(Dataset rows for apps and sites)

◇ ◇ ◇ ◇

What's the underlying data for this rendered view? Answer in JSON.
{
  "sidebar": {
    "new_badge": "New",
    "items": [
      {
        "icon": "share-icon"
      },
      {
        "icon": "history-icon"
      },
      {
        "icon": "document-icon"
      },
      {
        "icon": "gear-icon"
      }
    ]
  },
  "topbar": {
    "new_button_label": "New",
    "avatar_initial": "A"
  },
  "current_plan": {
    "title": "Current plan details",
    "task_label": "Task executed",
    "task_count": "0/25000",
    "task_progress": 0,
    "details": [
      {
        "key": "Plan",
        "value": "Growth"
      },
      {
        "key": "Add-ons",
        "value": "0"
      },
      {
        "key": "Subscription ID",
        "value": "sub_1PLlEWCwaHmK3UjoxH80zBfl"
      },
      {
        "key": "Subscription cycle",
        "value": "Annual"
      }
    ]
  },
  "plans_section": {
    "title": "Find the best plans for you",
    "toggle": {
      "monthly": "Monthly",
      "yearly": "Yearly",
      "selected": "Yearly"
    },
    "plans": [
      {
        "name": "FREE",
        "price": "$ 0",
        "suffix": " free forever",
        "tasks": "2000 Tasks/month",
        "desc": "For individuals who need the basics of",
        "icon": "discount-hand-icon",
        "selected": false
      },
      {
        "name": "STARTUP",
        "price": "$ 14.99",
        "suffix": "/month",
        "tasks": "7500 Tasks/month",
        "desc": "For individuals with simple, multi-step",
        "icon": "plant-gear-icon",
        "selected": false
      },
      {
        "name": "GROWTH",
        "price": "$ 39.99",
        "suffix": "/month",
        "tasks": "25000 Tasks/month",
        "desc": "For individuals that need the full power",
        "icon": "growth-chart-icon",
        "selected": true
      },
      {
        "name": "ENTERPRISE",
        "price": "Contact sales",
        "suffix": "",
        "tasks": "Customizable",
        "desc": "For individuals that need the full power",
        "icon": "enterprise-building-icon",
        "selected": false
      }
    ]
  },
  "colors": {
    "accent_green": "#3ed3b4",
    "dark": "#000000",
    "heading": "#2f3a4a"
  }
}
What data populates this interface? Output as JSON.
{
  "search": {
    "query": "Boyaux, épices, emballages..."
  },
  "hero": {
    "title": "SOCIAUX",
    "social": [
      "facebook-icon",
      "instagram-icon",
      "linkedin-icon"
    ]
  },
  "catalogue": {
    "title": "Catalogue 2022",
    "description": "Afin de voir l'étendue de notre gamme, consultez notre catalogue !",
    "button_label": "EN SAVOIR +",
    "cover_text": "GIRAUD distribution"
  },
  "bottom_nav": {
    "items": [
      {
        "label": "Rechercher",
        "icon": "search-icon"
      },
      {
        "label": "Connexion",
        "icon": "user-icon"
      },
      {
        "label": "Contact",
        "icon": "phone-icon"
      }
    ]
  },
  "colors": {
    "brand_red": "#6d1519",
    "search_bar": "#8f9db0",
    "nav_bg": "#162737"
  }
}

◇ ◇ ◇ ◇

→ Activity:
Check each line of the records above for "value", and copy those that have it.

→ Task answer:
        "value": "Growth"
        "value": "0"
        "value": "sub_1PLlEWCwaHmK3UjoxH80zBfl"
        "value": "Annual"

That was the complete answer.